Instructions for the task: Copy the data below exactly, omitting any picture it contains.

========

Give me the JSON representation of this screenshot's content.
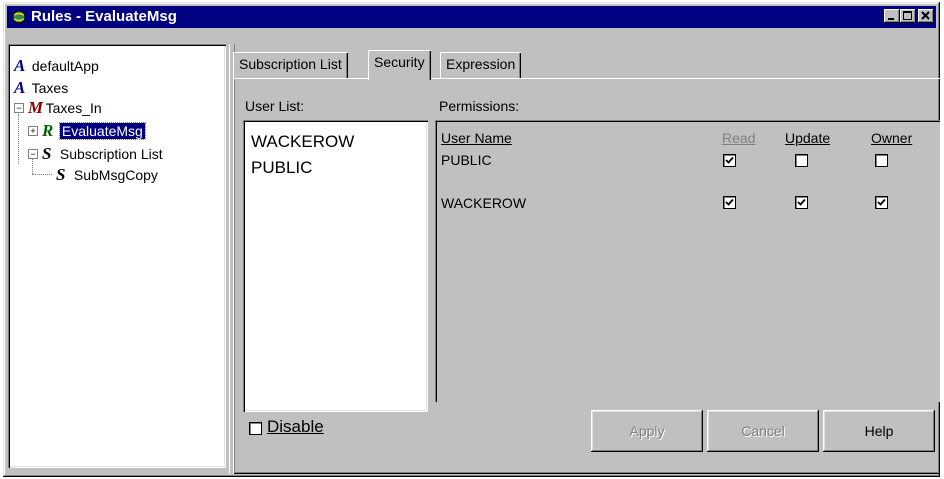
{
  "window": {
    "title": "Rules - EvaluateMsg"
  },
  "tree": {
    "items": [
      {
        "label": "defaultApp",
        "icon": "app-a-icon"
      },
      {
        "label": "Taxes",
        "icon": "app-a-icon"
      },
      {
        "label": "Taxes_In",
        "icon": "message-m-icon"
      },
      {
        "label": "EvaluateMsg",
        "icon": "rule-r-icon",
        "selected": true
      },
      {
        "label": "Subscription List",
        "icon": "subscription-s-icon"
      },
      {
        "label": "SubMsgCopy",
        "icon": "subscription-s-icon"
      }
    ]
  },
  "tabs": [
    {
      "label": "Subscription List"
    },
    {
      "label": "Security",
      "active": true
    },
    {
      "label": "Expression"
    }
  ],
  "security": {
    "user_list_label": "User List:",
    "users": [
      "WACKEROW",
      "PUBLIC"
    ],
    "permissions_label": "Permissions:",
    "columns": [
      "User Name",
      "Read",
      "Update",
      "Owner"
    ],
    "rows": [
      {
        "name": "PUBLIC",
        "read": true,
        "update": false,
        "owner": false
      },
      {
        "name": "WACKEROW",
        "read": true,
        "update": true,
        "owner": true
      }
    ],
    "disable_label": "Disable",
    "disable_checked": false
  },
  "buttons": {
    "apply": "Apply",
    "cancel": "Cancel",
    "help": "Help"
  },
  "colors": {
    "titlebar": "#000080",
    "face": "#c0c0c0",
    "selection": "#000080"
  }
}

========

Completed exercise:
Give me the JSON representation of this screenshot's content.
{
  "window": {
    "title": "Rules - EvaluateMsg"
  },
  "tree": {
    "items": [
      {
        "label": "defaultApp",
        "icon": "app-a-icon"
      },
      {
        "label": "Taxes",
        "icon": "app-a-icon"
      },
      {
        "label": "Taxes_In",
        "icon": "message-m-icon"
      },
      {
        "label": "EvaluateMsg",
        "icon": "rule-r-icon",
        "selected": true
      },
      {
        "label": "Subscription List",
        "icon": "subscription-s-icon"
      },
      {
        "label": "SubMsgCopy",
        "icon": "subscription-s-icon"
      }
    ]
  },
  "tabs": [
    {
      "label": "Subscription List"
    },
    {
      "label": "Security",
      "active": true
    },
    {
      "label": "Expression"
    }
  ],
  "security": {
    "user_list_label": "User List:",
    "users": [
      "WACKEROW",
      "PUBLIC"
    ],
    "permissions_label": "Permissions:",
    "columns": [
      "User Name",
      "Read",
      "Update",
      "Owner"
    ],
    "rows": [
      {
        "name": "PUBLIC",
        "read": true,
        "update": false,
        "owner": false
      },
      {
        "name": "WACKEROW",
        "read": true,
        "update": true,
        "owner": true
      }
    ],
    "disable_label": "Disable",
    "disable_checked": false
  },
  "buttons": {
    "apply": "Apply",
    "cancel": "Cancel",
    "help": "Help"
  },
  "colors": {
    "titlebar": "#000080",
    "face": "#c0c0c0",
    "selection": "#000080"
  }
}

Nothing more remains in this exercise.